TAMPA — Dozens of bidders, dressed casually in T-shirts, Bermuda shirts and polo shirts, spent thousands of dollars Saturday with the flick of a wrist.
In a cavernous conference room at the Grand Hyatt Tampa Bay, they raised numbered cards to place bids on jewelry, coins and other valuables that once sat unclaimed in safe-deposit boxes.
The bidding for each group of items was usually over in seconds, but certain valuables elicited a silent battle as bidders clung to the hope that they would walk away with the prize.
"Six thousand! Seven thousand! Eight thousand!" the auctioneer yelled as two men vied for four coins, including a 1907 $10 Indian head gold coin.
To the untrained eye, they looked like a handful of old coins from under a sofa cushion. But to the successful bidder, it included one of only 5,500 coins commissioned by Teddy Roosevelt after he returned from a trip to Europe.
The winner closed the deal with a bid of $12,000. The crowd applauded, and he smiled.
Florida's Department of Financial Services put on the auction, which brought in $926,000. A pair of earrings, each with a 3-carat diamond sold for $16,000.
The goods have sat unclaimed in safe-deposit boxes for years. Typically, they're left behind when the owners die and relatives don't know about the box, said Walter Graham, Florida's chief of unclaimed property.
Banks are required to turn the valuables over to the state, which tries to track down the owners, but after two years, they can be put up for auction.
The state receives about $300-million in unclaimed property each year, Graham said.
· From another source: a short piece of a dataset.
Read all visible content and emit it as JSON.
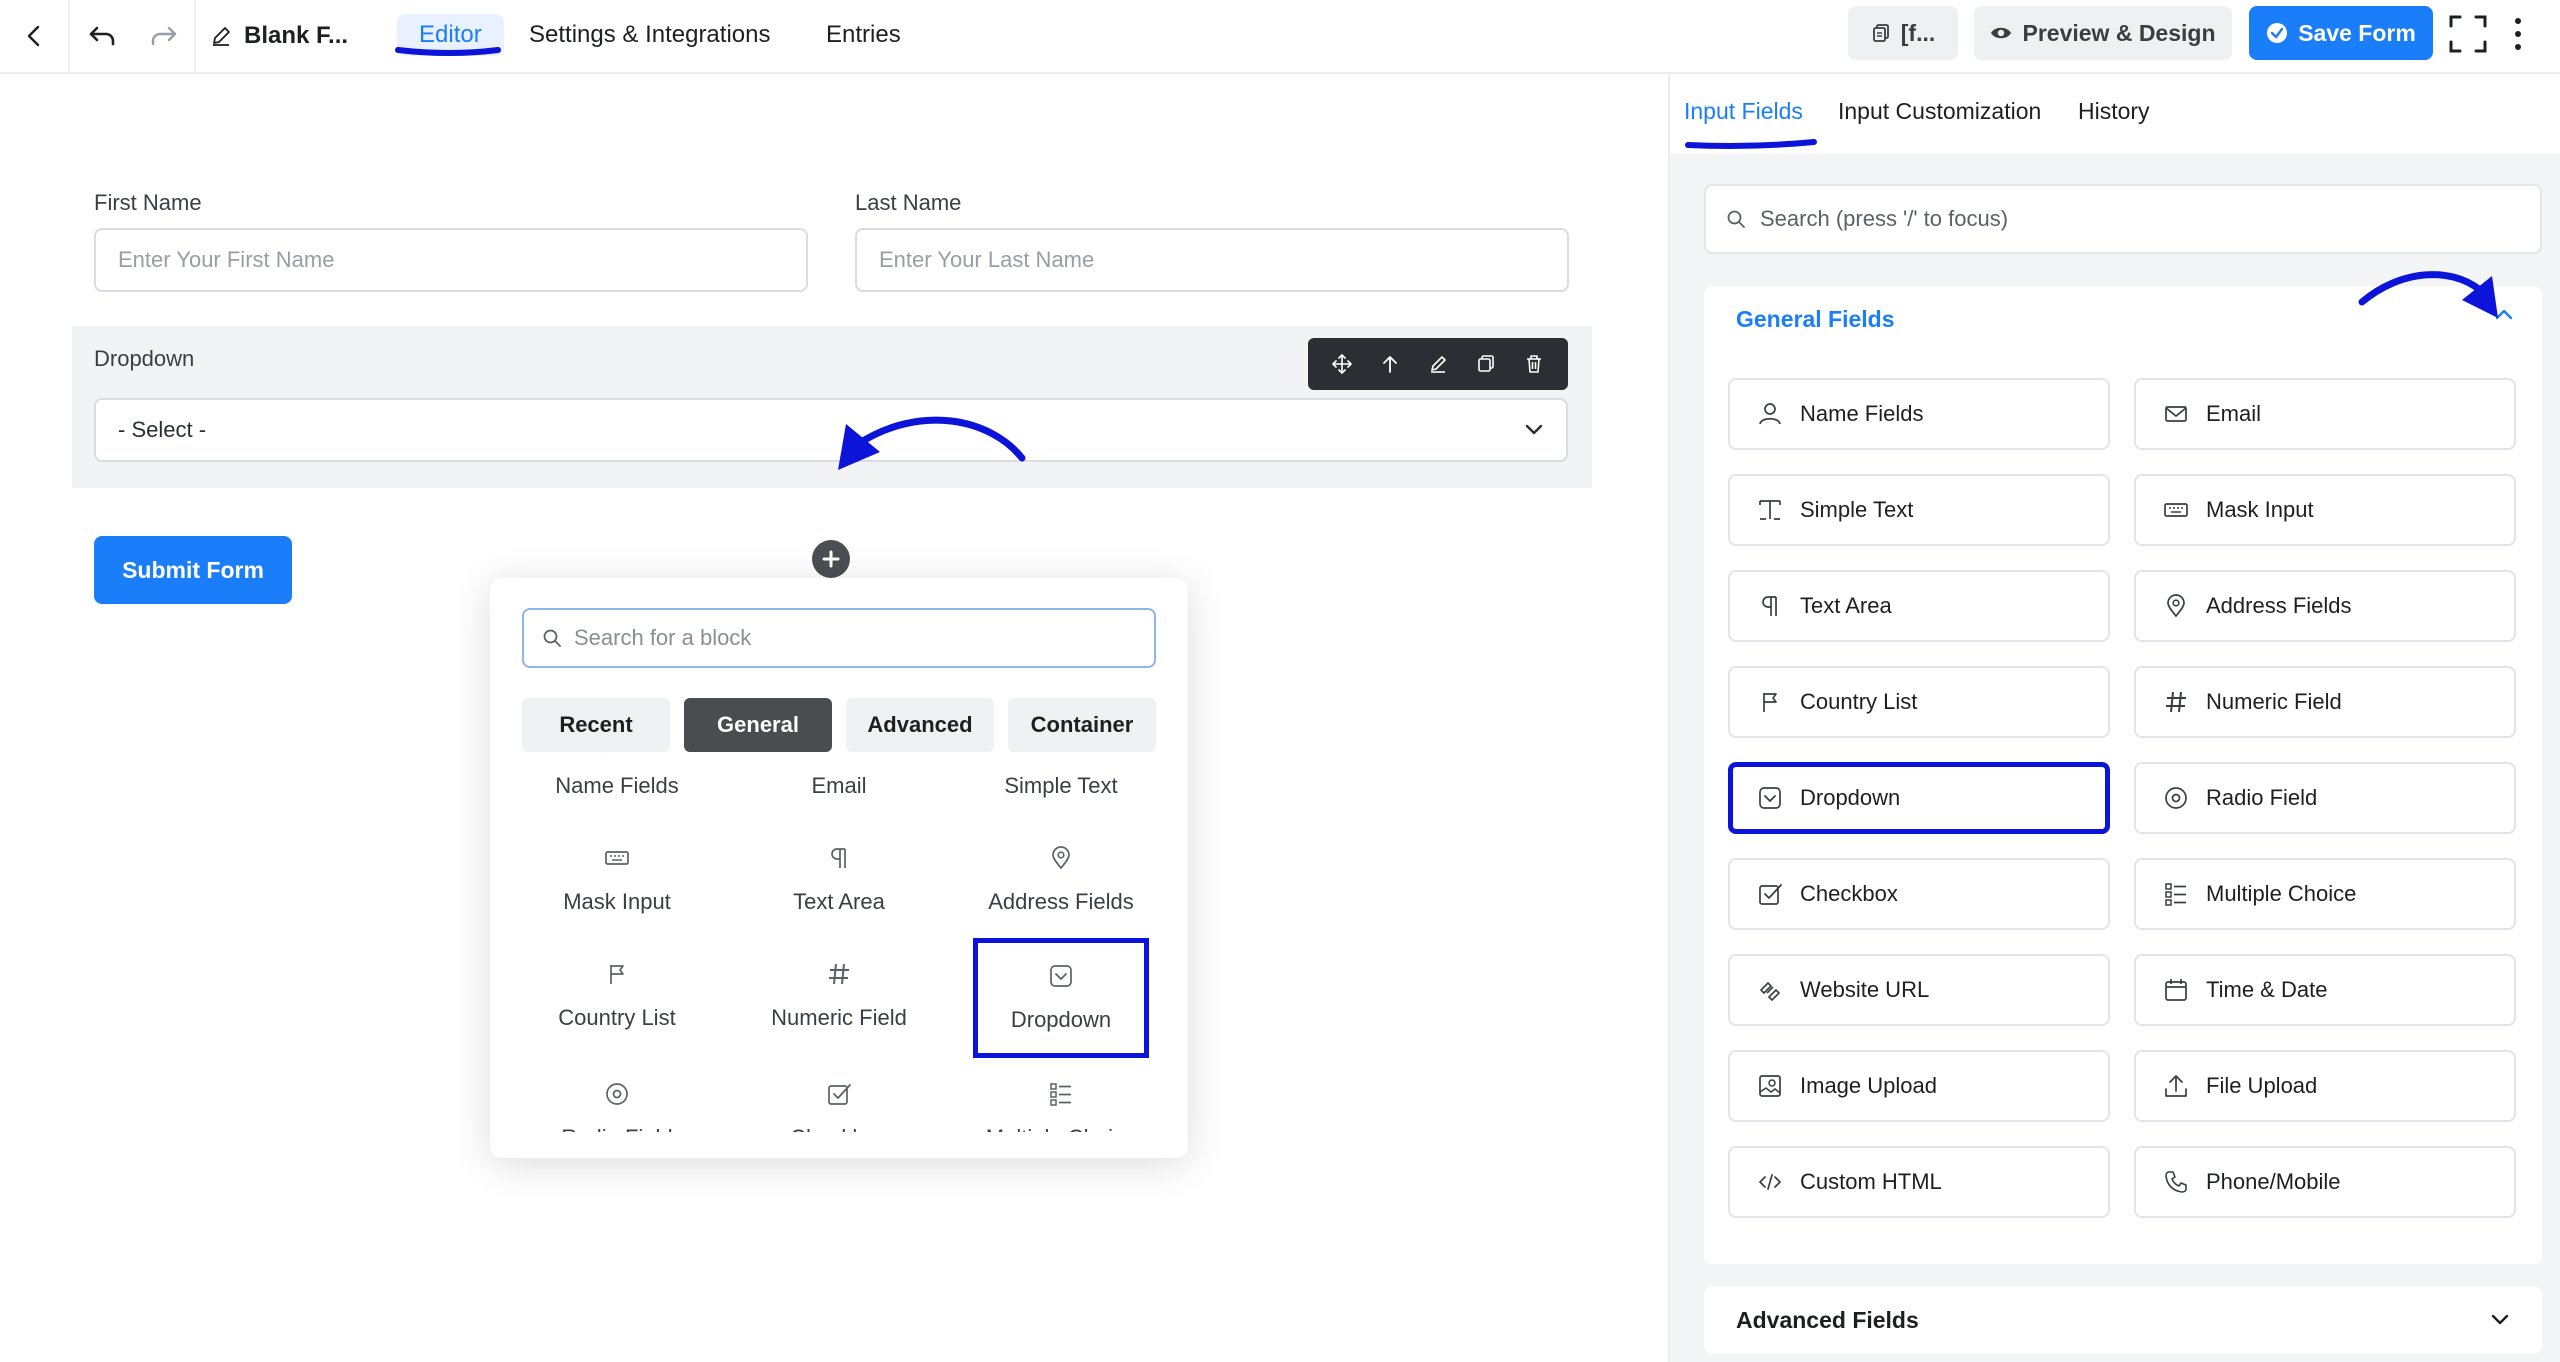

Most of that is money, not tangible items, but it still has enough valuables to fill a walk-in vault.
"We'd like to give them back," he said.
They're able to track down about 50 percent of the owners in the first year, he said. More claims trickle in later, and relatives can even file claims after the items are auctioned. In that case, they receive the money earned in the sale.
Jessica Vander Velde can be reached at email@example.com or (813) 661-2443.